• THE TASK
Exclude every picture. Output verbatim the lines from the one containing "Read all visible content and emit it as JSON." to the end of the data.

• PROVIDED DATA
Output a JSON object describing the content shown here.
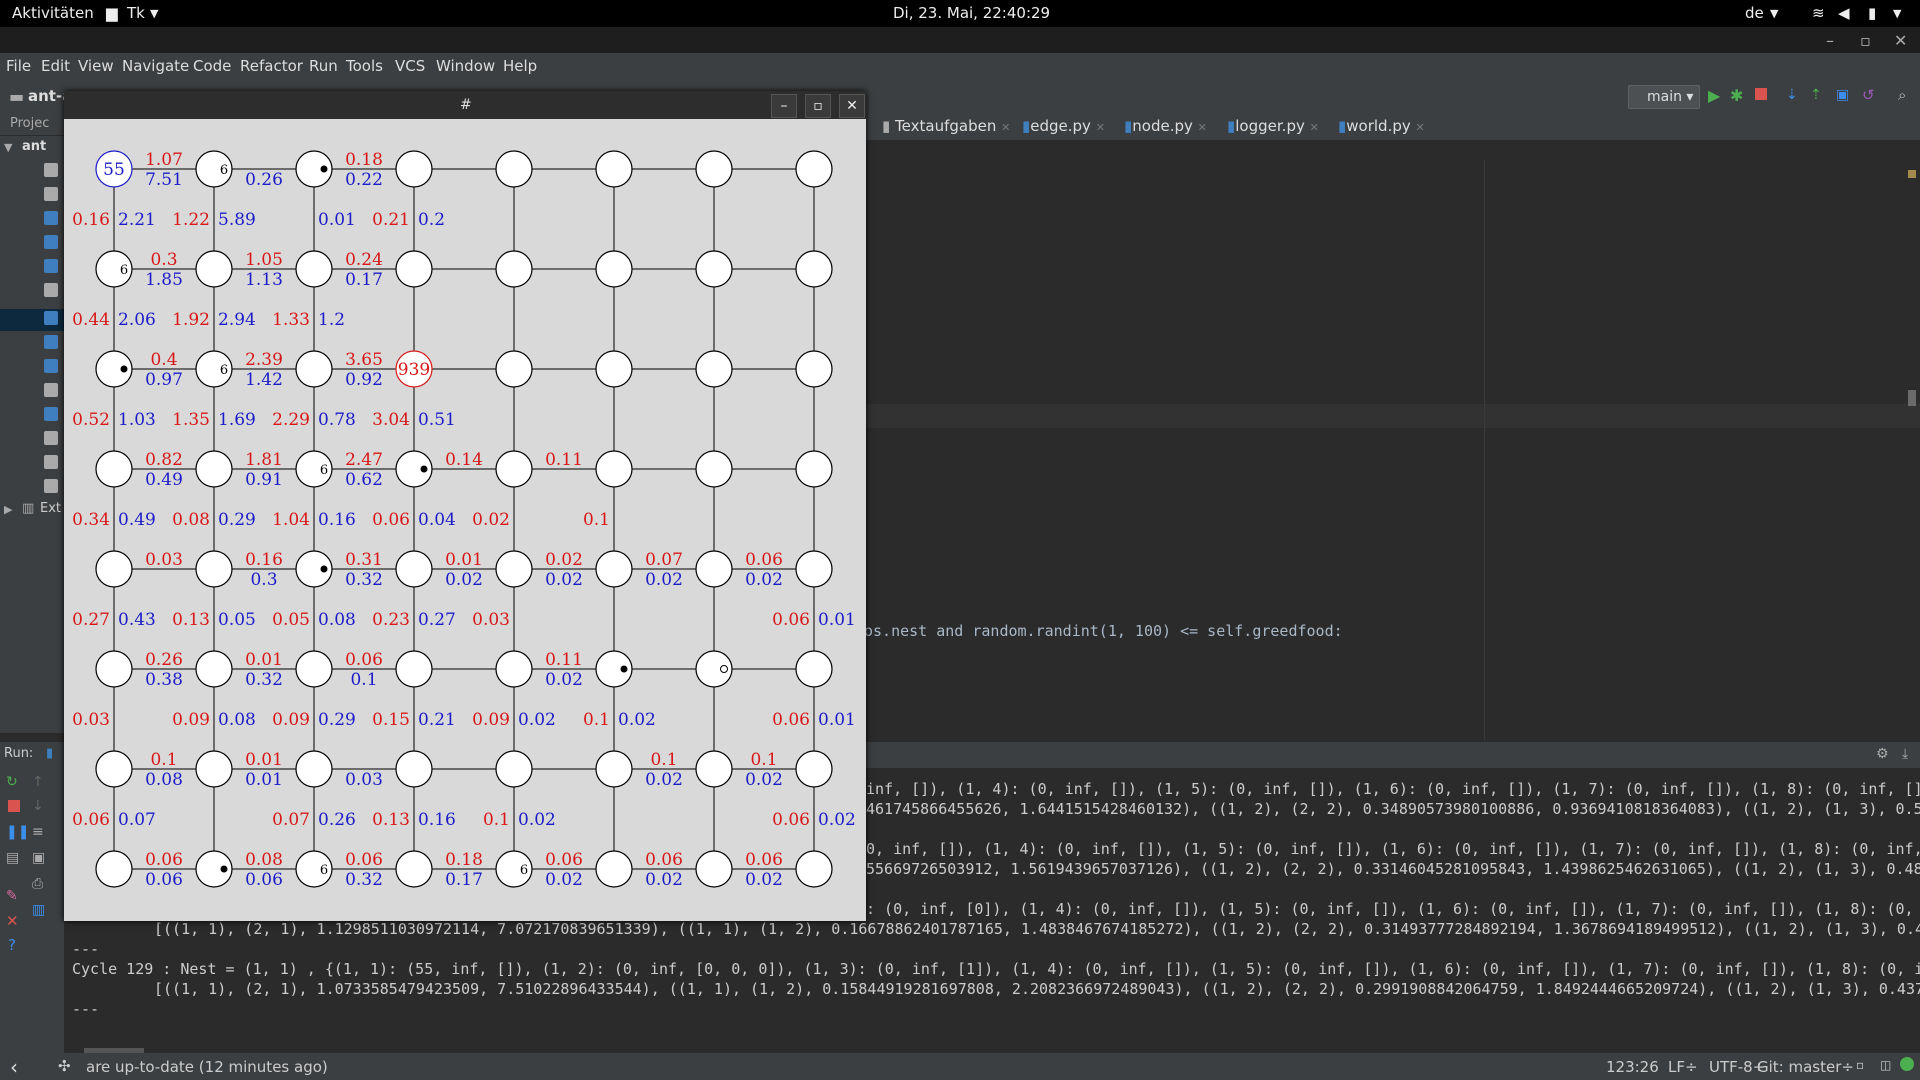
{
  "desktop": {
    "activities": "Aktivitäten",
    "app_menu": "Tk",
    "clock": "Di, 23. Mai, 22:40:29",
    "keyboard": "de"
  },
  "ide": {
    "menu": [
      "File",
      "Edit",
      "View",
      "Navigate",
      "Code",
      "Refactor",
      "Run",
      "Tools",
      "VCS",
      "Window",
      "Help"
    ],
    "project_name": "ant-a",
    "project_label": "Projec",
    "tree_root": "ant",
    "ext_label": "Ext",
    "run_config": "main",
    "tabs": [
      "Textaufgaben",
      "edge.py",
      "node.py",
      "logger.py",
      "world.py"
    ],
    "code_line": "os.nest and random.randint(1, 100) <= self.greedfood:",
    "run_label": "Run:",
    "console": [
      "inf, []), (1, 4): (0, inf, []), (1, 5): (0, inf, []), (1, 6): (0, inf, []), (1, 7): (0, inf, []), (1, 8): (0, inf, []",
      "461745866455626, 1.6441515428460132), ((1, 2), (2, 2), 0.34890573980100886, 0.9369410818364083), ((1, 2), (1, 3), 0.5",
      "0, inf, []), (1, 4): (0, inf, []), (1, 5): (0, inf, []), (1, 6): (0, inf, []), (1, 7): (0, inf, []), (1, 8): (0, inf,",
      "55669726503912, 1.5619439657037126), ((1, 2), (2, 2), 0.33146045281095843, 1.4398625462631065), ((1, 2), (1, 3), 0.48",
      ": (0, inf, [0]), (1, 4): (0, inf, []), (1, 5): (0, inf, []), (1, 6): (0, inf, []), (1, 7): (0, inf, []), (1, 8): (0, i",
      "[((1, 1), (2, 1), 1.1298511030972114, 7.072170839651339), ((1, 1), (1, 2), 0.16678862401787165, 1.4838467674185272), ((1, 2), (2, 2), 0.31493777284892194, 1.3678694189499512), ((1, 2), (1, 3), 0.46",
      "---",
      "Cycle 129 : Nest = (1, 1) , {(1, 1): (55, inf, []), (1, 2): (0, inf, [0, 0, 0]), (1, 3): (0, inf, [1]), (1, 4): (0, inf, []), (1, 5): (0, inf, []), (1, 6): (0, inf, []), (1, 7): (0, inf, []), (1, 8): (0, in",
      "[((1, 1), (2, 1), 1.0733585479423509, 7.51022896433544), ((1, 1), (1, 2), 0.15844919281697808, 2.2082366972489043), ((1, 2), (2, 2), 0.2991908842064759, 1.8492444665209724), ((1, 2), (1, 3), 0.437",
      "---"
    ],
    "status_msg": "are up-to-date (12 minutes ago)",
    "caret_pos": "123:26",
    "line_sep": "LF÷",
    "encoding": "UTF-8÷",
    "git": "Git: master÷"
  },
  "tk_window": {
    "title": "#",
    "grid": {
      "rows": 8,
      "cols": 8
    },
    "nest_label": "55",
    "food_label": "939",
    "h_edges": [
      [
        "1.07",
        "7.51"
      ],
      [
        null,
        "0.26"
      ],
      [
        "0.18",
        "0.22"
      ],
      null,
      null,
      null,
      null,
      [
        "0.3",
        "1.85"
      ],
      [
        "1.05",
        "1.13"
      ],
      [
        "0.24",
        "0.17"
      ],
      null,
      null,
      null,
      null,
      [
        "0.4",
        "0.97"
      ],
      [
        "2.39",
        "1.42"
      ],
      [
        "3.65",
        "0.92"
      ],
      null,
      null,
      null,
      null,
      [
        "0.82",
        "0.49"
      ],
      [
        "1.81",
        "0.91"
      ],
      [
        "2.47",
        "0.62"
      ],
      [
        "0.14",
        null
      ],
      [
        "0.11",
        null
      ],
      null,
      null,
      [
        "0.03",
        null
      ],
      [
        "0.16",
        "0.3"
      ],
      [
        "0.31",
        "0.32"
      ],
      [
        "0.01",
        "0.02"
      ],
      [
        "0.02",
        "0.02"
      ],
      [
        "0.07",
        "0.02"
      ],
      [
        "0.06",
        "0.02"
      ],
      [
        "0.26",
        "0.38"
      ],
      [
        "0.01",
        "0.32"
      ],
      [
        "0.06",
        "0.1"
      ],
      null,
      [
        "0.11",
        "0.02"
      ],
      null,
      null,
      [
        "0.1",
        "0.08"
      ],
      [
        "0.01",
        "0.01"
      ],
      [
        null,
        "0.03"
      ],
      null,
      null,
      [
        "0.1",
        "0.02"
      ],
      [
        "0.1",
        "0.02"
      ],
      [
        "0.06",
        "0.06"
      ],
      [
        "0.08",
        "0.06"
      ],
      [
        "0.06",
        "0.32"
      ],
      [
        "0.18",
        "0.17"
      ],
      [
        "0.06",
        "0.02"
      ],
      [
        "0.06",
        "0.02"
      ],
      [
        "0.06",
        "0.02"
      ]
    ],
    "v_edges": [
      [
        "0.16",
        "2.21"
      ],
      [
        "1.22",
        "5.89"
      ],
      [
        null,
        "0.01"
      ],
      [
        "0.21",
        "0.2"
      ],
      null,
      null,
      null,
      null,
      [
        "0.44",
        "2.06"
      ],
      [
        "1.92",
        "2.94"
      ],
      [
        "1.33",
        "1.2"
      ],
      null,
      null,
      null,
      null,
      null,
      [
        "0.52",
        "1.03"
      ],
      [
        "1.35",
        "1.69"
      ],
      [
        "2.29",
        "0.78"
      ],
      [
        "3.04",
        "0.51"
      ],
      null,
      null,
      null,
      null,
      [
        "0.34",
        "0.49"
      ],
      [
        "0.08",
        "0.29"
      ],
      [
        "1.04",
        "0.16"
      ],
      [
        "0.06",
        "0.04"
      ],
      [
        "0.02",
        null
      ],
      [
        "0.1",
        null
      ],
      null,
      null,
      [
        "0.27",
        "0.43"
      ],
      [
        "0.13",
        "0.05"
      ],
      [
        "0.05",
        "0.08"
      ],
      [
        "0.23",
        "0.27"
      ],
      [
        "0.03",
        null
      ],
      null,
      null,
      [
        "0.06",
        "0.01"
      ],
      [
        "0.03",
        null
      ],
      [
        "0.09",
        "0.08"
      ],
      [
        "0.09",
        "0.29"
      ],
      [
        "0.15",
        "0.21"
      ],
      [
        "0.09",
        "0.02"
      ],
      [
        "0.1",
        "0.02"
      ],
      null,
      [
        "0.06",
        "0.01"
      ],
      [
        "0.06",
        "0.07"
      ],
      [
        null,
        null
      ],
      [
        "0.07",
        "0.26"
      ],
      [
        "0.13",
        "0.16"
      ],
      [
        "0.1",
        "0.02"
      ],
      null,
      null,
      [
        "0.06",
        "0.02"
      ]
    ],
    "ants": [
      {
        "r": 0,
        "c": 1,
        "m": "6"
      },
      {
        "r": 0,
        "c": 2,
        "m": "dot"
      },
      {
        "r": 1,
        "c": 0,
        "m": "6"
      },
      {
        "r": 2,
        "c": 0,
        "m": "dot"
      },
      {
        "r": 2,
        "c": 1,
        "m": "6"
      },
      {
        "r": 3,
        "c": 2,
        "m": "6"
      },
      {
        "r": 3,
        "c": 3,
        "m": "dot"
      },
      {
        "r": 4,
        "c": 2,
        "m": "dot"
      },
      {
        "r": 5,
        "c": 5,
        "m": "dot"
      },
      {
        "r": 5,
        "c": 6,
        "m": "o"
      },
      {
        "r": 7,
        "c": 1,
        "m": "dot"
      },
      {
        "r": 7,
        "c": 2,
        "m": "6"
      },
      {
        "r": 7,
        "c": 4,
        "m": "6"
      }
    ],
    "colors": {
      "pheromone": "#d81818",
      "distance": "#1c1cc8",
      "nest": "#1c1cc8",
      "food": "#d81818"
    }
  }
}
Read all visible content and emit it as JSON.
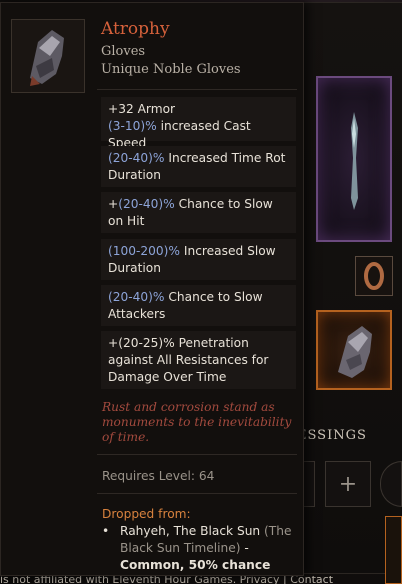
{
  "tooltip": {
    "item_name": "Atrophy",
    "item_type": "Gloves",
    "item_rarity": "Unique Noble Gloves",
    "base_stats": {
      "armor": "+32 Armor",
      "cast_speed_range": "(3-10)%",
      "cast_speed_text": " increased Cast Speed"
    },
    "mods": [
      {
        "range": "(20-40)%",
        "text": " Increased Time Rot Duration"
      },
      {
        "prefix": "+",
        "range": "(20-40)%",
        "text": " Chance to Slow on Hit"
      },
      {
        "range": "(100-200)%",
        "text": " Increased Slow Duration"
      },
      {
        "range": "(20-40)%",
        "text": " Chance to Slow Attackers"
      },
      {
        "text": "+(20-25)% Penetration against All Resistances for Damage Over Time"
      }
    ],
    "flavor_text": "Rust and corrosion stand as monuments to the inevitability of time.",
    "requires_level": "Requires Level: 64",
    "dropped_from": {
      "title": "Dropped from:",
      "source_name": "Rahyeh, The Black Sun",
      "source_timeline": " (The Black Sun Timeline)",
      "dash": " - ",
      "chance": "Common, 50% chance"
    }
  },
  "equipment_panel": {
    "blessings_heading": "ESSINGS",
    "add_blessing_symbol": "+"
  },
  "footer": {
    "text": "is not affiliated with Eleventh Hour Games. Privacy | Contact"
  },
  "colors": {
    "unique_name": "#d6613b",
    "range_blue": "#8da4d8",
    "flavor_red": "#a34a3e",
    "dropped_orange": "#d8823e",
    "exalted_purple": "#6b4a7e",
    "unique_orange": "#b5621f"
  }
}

• OUTPUT OF THE EXERCISE
Read all visible content and emit it as JSON.
{
  "tooltip": {
    "item_name": "Atrophy",
    "item_type": "Gloves",
    "item_rarity": "Unique Noble Gloves",
    "base_stats": {
      "armor": "+32 Armor",
      "cast_speed_range": "(3-10)%",
      "cast_speed_text": " increased Cast Speed"
    },
    "mods": [
      {
        "range": "(20-40)%",
        "text": " Increased Time Rot Duration"
      },
      {
        "prefix": "+",
        "range": "(20-40)%",
        "text": " Chance to Slow on Hit"
      },
      {
        "range": "(100-200)%",
        "text": " Increased Slow Duration"
      },
      {
        "range": "(20-40)%",
        "text": " Chance to Slow Attackers"
      },
      {
        "text": "+(20-25)% Penetration against All Resistances for Damage Over Time"
      }
    ],
    "flavor_text": "Rust and corrosion stand as monuments to the inevitability of time.",
    "requires_level": "Requires Level: 64",
    "dropped_from": {
      "title": "Dropped from:",
      "source_name": "Rahyeh, The Black Sun",
      "source_timeline": " (The Black Sun Timeline)",
      "dash": " - ",
      "chance": "Common, 50% chance"
    }
  },
  "equipment_panel": {
    "blessings_heading": "ESSINGS",
    "add_blessing_symbol": "+"
  },
  "footer": {
    "text": "is not affiliated with Eleventh Hour Games. Privacy | Contact"
  },
  "colors": {
    "unique_name": "#d6613b",
    "range_blue": "#8da4d8",
    "flavor_red": "#a34a3e",
    "dropped_orange": "#d8823e",
    "exalted_purple": "#6b4a7e",
    "unique_orange": "#b5621f"
  }
}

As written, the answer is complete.